Wien Bridge Oscillator with AGC
Fig. 3.4.11 Wien Bridge Oscillator with AGC
A JFET can be used to provide automatic gain control (AGC) as shown in Fig 3.4.11. This can provide a larger amplitude output and less distortion than the diode version, and unlike the lamp stabilised version, uses readily available components.
This circuit has a variable frequency using a dual ganged potentiometer arrangement similar to the diode stabilised circuit, with R6 and R7 reducing the load on the amplifier output if the bridge potentiometers are adjusted to zero ohms. R5 is added to prevent crossover distortion problems.
Fig. 3.4.12 AGC Wien Bridge Oscillator on Breadboard
Fig. 3.4.13 AGC Wien Bridge Output 10Vpp 1kHz
Fig. 3.4.12 shows an experimental Wien Bridge AGC oscillator built on breadboard. It has useful frequency ranges as shown in Fig. 15 although the output can be found to reduce in amplitude at the extreme upper frequencies (above the range indicated) in each range, due to the loading of the output by the low resistances of the potentiometers. Fitting higher value resistors for R6 and R7 reduces this effect but also restricts the frequency range.
Fig. 3.4.13 illustrates a typical sine wave output at 1kHz 10Vpp.
Automatic Gain Control (AGC)
Fig. 3.4.14 AGC Action at Start-up
Fig. 3.4.14 shows a computer simulation of the oscillator waveforms during the first 45ms after start up, and how the AGC system stabilises the amplitude of the output wave. The output wave of IC1 is coloured green and the input signal is shown by the blue waveform. The controlling voltage applied to the gate of TR1 is coloured red. The numbers in circles refer to the numbered paragraphs below.
The gain of the amplifier is initially set by the ratio of R4(10K) and R3(4K7)
1. For the first few milliseconds after switch on, the voltage on TR1 gate is 0V, therefore the drain/source channel has a very low resistance compared with R3 and the gain of the amplifier is 3.13, and after 5ms the output waveform begins to grow rapidly.

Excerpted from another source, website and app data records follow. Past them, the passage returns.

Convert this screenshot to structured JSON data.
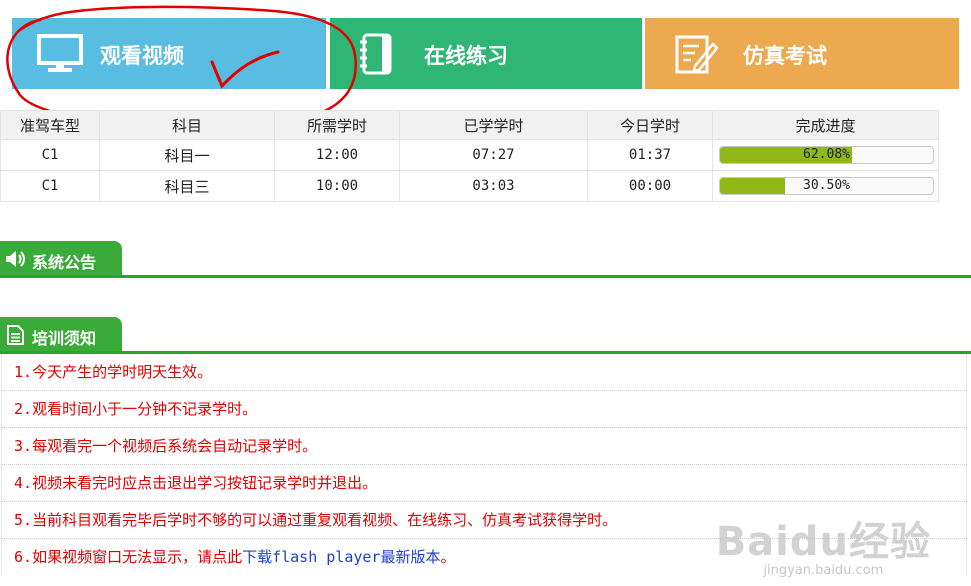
{
  "tiles": [
    {
      "label": "观看视频",
      "icon": "monitor-icon",
      "color": "#58bde0"
    },
    {
      "label": "在线练习",
      "icon": "notebook-icon",
      "color": "#2fb675"
    },
    {
      "label": "仿真考试",
      "icon": "edit-icon",
      "color": "#eda94f"
    }
  ],
  "annotation_color": "#e00000",
  "progress": {
    "headers": [
      "准驾车型",
      "科目",
      "所需学时",
      "已学学时",
      "今日学时",
      "完成进度"
    ],
    "rows": [
      {
        "vehicle": "C1",
        "subject": "科目一",
        "required": "12:00",
        "studied": "07:27",
        "today": "01:37",
        "progress_text": "62.08%",
        "progress_pct": 62.08
      },
      {
        "vehicle": "C1",
        "subject": "科目三",
        "required": "10:00",
        "studied": "03:03",
        "today": "00:00",
        "progress_text": "30.50%",
        "progress_pct": 30.5
      }
    ],
    "bar_color": "#8fb818"
  },
  "announcement": {
    "title": "系统公告",
    "icon": "speaker-icon"
  },
  "training": {
    "title": "培训须知",
    "icon": "document-icon",
    "items": [
      {
        "num": "1.",
        "text": "今天产生的学时明天生效。"
      },
      {
        "num": "2.",
        "text": "观看时间小于一分钟不记录学时。"
      },
      {
        "num": "3.",
        "text": "每观看完一个视频后系统会自动记录学时。"
      },
      {
        "num": "4.",
        "text": "视频未看完时应点击退出学习按钮记录学时并退出。"
      },
      {
        "num": "5.",
        "text": "当前科目观看完毕后学时不够的可以通过重复观看视频、在线练习、仿真考试获得学时。"
      }
    ],
    "last": {
      "num": "6.",
      "before": "如果视频窗口无法显示，请点此",
      "link": "下载flash player最新版本",
      "after": "。"
    }
  },
  "watermark": {
    "big": "Baidu经验",
    "small": "jingyan.baidu.com"
  },
  "accent_green": "#22aa22"
}
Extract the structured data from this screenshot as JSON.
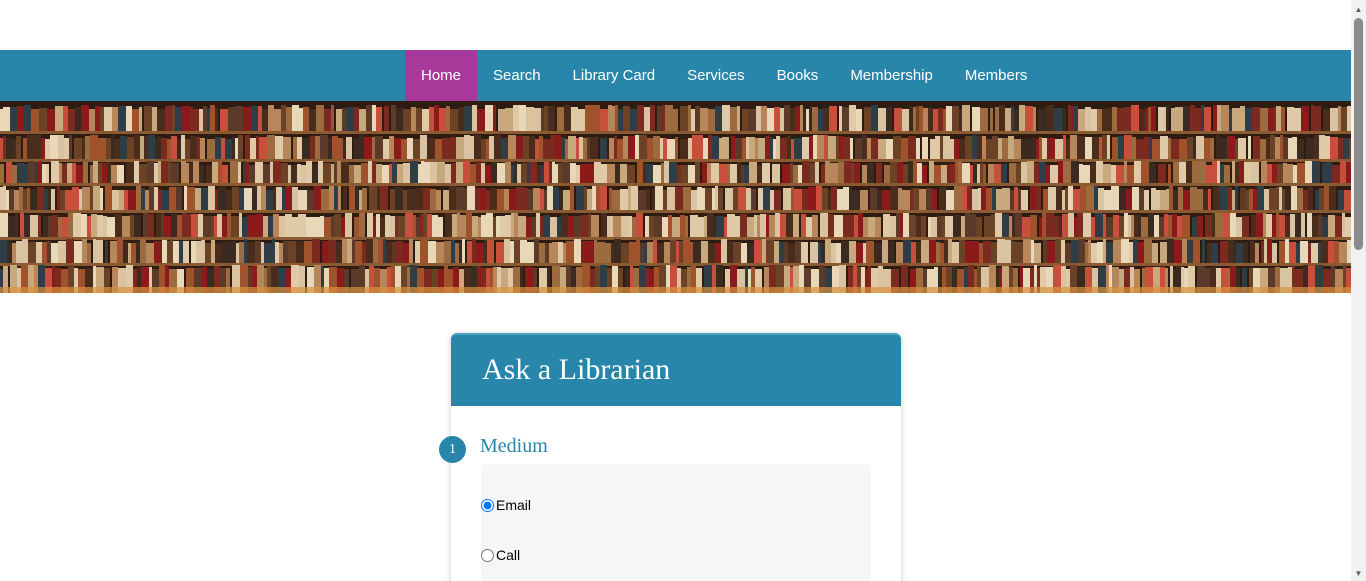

2. The output wave is fed back to D1, which rectifies the negative half cycles of the wave to produce a negative DC voltage that grows negatively as C1 charges.
3. As TR1 gate becomes more negative, the resistance of the JFET increases, adding to the resistance of R3 and reducing the amplifier gain.
4. The output amplitude falls too far, slightly over compensating, but this reduces the negative gate voltage allowing the output to increase again.
5. After about 45ms the gate voltage VGS settles at about –2V and the system stabilises the gain at 3 and the input wave can now be seen to be 1/3 of the amplitude of the output wave.